Baltimore Albums, made by women, often were made for men or in testament to men’s organizations, such as the Freemasons. This Album commemorates the beginnings of Baltimore’s labor movement. Many squares are signed by men who were shoemakers and printers, trades forming the first Baltimore labor unions. The center heart is signed by Alexander I.W. Jackson, an early labor organizer.
The center inscription quotes President Andrew Jackson (no relation to the Baltimore Jackson): “The blessings of government, like the dews of heaven, should be equally dispersed on the rich and the poor.”
Block-printed, roller-printed, solid, and twill weave cottons; embroidery; inked inscriptions; cotton filling, stuffing, and backing

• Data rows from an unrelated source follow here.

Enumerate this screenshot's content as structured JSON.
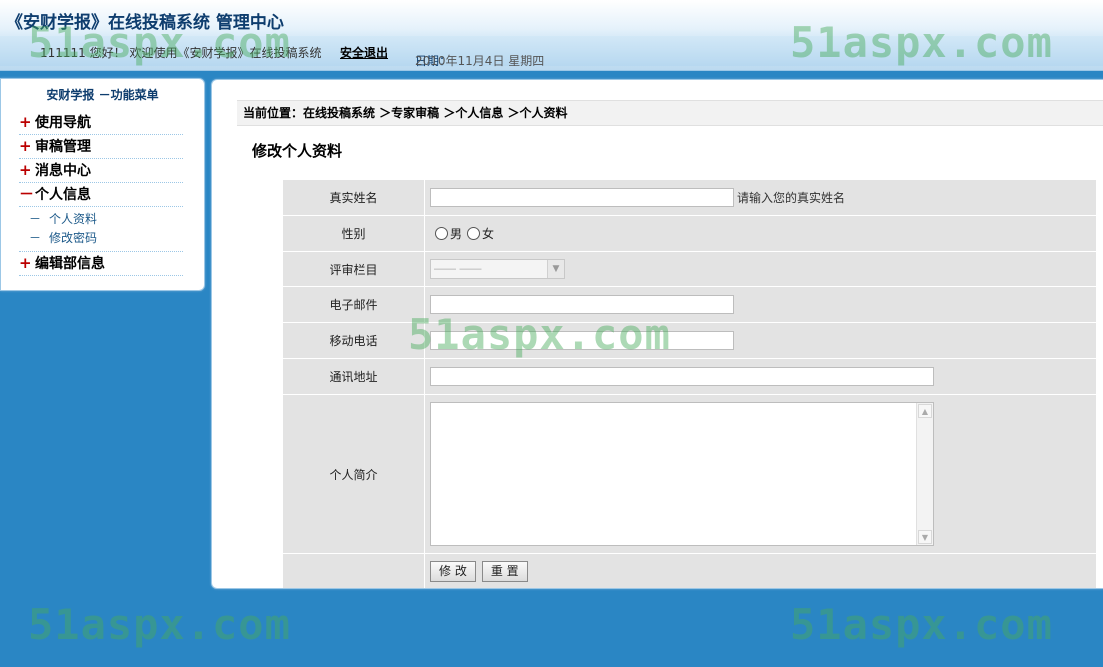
{
  "header": {
    "title": "《安财学报》在线投稿系统 管理中心",
    "welcome": "111111 您好！ 欢迎使用《安财学报》在线投稿系统",
    "logout": "安全退出",
    "date_label": "日期：",
    "date_value": "2010年11月4日 星期四"
  },
  "watermark": "51aspx.com",
  "sidebar": {
    "title": "安财学报 －功能菜单",
    "items": [
      {
        "symbol": "+",
        "label": "使用导航"
      },
      {
        "symbol": "+",
        "label": "审稿管理"
      },
      {
        "symbol": "+",
        "label": "消息中心"
      },
      {
        "symbol": "－",
        "label": "个人信息"
      },
      {
        "symbol": "+",
        "label": "编辑部信息"
      }
    ],
    "subitems": [
      {
        "dash": "－",
        "label": "个人资料"
      },
      {
        "dash": "－",
        "label": "修改密码"
      }
    ]
  },
  "breadcrumb": "当前位置：在线投稿系统 ＞专家审稿 ＞个人信息 ＞个人资料",
  "page_title": "修改个人资料",
  "form": {
    "real_name_label": "真实姓名",
    "real_name_value": "",
    "real_name_hint": "请输入您的真实姓名",
    "gender_label": "性别",
    "gender_male": "男",
    "gender_female": "女",
    "column_label": "评审栏目",
    "column_value": "―― ――",
    "email_label": "电子邮件",
    "email_value": "",
    "mobile_label": "移动电话",
    "mobile_value": "",
    "address_label": "通讯地址",
    "address_value": "",
    "bio_label": "个人简介",
    "bio_value": "",
    "submit_label": "修 改",
    "reset_label": "重 置"
  },
  "colors": {
    "background": "#2a86c4",
    "header_text": "#0e3d6e",
    "menu_symbol": "#bb0000",
    "watermark": "#46aa5a"
  }
}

The calico prints rolling off the mechanized looms in the cotton mills, some located near Baltimore, are combined with solid colors, as we commonly see in Album quilts.